Ca records that a few loan providers had been already scheming to sidestep its customer security regulations prior to the OCC finalized its guideline. It cites feedback by an professional through the business Elevate, conducting business in California as Rise, whom claimed on a July 2019 earnings call as Ca desired to tighten up its laws and regulations it expected вЂњto have the ability to continue steadily to provide Ca customers via bank sponsors that aren’t susceptible to exactly the same proposed state rate restrictions.вЂќ
The states complain that the OCC does not have the energy to unilaterally replace the legislation and also make third events that partner with banks exempt from state legislation. The states cite a 2014 2nd Circuit ruling, Madden v. Midland Funding LLC, which found a financial obligation collector wanting to recover a financial obligation at 27% interest from the debtor had been susceptible to state rules, although the financial obligation initially originated in a bank that is national.
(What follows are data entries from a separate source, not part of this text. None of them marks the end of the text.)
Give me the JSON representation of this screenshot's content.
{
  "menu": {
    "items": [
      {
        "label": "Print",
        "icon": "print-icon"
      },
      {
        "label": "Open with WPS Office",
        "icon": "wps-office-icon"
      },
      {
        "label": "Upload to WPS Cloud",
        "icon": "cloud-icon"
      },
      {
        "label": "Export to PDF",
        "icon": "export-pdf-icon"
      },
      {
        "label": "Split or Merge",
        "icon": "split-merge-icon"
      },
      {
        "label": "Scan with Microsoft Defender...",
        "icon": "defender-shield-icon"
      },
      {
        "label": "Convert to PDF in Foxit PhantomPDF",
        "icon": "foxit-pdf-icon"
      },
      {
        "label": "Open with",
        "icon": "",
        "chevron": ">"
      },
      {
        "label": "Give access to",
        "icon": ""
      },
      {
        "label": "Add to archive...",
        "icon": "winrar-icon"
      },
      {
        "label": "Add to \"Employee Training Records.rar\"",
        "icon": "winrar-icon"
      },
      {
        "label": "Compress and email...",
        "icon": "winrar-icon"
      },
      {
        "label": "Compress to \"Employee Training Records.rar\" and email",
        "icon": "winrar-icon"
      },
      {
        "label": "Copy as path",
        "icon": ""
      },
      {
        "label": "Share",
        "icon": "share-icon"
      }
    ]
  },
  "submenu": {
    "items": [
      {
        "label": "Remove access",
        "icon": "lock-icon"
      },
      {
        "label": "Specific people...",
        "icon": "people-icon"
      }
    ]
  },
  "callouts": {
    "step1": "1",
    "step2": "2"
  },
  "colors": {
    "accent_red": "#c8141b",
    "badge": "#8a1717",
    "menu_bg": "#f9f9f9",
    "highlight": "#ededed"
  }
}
The OCC claims that governing conflicts with a typical legislation principle called вЂњvalid-when-madeвЂќ which exempts loan purchasers from state guidelines in the event that debt comes from a bank that is national. The OCC claims that appropriate concept provides it the authority to enact the brand new guideline.
Based on the states, the Frank-Dodd Act lays out prerequisites that federal agencies must satisfy before they could finalize a guideline that preempts state customer security legislation. It needs the federal agency to figure out for a case-by-case foundation if circumstances legislation considerably interferes aided by the nationwide bankвЂ™s workout of its abilities, consult the customer Financial Protection Bureau and also вЂњsubstantial evidenceвЂќ to guide a choosing of preemption.
вЂњIn its current rulemaking, the OCC has neglected to adhere to some of these procedural and substantive requirements,вЂќ the lawsuit that is 62-page.
The states further insist that the OCC has neglected to justify its dramatic improvement in place from because recently as might 2018 whenever it issued a bulletin saying it вЂњviews unfavorably an entity that partners with a bank using the single objective of evading a lowered rate of interest founded underneath the law associated with licensing that is entityвЂ™ss).вЂќ The bulletin had http://getbadcreditloan.com/payday-loans-mn/maple-grove been rescinded in May 2020.
OCC spokesman Bryan Hubbard stated the guideline had been meant to offer вЂњlegal certaintyвЂќ for lenders that get and move loans from federally controlled banks.
вЂњThe guideline protects the sanctity of appropriate agreements and offers the appropriate certainty to offer the orderly purpose of areas and accessibility to credit,вЂќ Hubbard stated by e-mail. вЂњWe are confident inside our authority to issue a guideline with this matter and appear ahead to protecting that authority.вЂќ
The states state the rule undermines their customer security rules. They look for a court purchase invalidating the agencyвЂ™s action.
The OCC guideline follows another guideline finalized because of the customer Financial Protection Bureau on July 7 that rescinds an Obama-era legislation requiring payday lenders to evaluate whether borrowers taking out fully loans are able to pay for them straight right straight back.